New discovery could help treat HIV
More than a dozen scientists, researchers and professors banded together to investigate a possibly beneficial mutation found in the genetic code of some versions of HIV. What’s resulted is a study outlining how the mutation – called 172K – makes treatment of HIV more efficient for two common drugs. The University of Missouri’s Stefan Sarafianos was an author on the study. He says that the 172K mutation disrupts HIV’s resistance to two families of drugs.
“This now will allow us to design better regimens because this mutation confers more susceptibility — so the patients will respond better to certain drugs,” says Sarafianos.
The Journal of Biological Chemistry published the study. F. Peter Guengerich is the Journal’s associate editor, and says that the discovery could help treat those who carry the mutated version of HIV, as well as aid future research.
“We have high standards, and in this work, Sarafianos’ group used some sophisticated techniques to actually define what these mutations were doing,” Guengerich says.
Sarafianos has worked with HIV since the mid-1980’s, and says research on the virus often stalls due to the virus’ ability to rapidly develop resistance to treatments. Finding a mutation like 172K that breaks down the virus and makes specific versions easier to treat is especially challenging.
“It’s not a very common event, so you need some observant scientists and somebody who’s on top of things," Sarafianos says. "Then, you really need to very frequently sequence the viruses from a patient, and that’s what our collaborators did in Japan and they were able to identify these limitations.”

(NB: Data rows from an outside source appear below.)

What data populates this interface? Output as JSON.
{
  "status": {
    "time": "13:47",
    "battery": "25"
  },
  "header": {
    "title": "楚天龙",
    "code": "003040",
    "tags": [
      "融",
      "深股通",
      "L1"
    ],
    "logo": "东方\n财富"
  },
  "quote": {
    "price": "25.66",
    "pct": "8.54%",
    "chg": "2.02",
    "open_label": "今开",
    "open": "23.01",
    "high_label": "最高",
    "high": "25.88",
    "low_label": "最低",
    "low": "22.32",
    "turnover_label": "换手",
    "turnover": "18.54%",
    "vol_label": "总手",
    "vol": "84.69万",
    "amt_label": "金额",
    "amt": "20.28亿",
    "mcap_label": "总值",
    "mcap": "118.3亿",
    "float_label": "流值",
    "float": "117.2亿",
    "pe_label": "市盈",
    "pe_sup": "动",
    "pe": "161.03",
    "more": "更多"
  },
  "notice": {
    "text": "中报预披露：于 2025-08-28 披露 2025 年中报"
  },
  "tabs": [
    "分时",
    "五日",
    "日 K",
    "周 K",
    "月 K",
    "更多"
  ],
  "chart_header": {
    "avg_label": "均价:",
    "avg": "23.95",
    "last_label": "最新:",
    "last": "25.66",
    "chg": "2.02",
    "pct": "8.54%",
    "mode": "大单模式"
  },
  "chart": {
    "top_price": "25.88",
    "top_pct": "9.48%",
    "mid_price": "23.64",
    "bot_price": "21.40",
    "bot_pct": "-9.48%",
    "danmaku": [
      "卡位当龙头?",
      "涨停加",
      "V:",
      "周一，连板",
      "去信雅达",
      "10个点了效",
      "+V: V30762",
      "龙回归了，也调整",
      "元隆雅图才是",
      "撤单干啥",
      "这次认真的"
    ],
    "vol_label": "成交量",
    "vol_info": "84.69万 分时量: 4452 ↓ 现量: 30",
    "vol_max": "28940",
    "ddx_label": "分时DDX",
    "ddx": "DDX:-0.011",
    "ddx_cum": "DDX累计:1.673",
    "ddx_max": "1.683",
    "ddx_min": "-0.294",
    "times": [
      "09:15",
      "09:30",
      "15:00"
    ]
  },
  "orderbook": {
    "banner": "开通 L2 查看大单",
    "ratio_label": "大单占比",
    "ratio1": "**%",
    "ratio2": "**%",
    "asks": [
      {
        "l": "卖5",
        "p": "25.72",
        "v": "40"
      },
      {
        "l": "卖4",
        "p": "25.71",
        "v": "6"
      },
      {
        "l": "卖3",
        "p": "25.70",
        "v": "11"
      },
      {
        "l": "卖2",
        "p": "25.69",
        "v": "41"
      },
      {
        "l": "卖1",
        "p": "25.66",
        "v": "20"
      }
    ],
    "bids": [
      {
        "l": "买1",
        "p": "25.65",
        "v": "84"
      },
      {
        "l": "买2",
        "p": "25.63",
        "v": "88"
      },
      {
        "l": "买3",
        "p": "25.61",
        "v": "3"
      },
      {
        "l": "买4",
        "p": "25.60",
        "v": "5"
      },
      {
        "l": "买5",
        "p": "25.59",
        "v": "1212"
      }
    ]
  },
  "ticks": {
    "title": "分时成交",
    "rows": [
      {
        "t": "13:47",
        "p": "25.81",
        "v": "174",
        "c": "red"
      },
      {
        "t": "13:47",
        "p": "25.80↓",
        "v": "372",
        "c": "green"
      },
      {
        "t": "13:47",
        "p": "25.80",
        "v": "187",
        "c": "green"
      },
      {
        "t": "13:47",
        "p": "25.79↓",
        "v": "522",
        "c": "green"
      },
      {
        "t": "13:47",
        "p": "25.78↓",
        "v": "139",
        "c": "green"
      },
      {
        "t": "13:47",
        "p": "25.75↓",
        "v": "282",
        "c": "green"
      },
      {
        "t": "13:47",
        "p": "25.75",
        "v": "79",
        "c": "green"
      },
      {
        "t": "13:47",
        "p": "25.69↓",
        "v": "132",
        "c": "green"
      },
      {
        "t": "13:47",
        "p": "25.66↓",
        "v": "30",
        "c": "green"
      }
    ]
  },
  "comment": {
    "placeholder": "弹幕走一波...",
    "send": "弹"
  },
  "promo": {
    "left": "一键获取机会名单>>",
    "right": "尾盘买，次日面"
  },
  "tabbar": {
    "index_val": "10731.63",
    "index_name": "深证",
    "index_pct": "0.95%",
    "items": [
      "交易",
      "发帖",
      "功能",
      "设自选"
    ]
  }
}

Sarafianos used Skype to work with fellow scientists half way around the world. Lead author Atsuko Hachiya also made a visit to Sarafianos’ lab on the MU campus.
“We were blessed to be in a position to collaborate with scientists all over the world: including Japan and in Pittsburgh, with Dr. Parniak. This is today’s science – it’s very collaborative, really,” Sarafianos says.
Sarafianos, who has been employed by the University of Missouri since 2006, continues to work with the long-distance team in HIV research.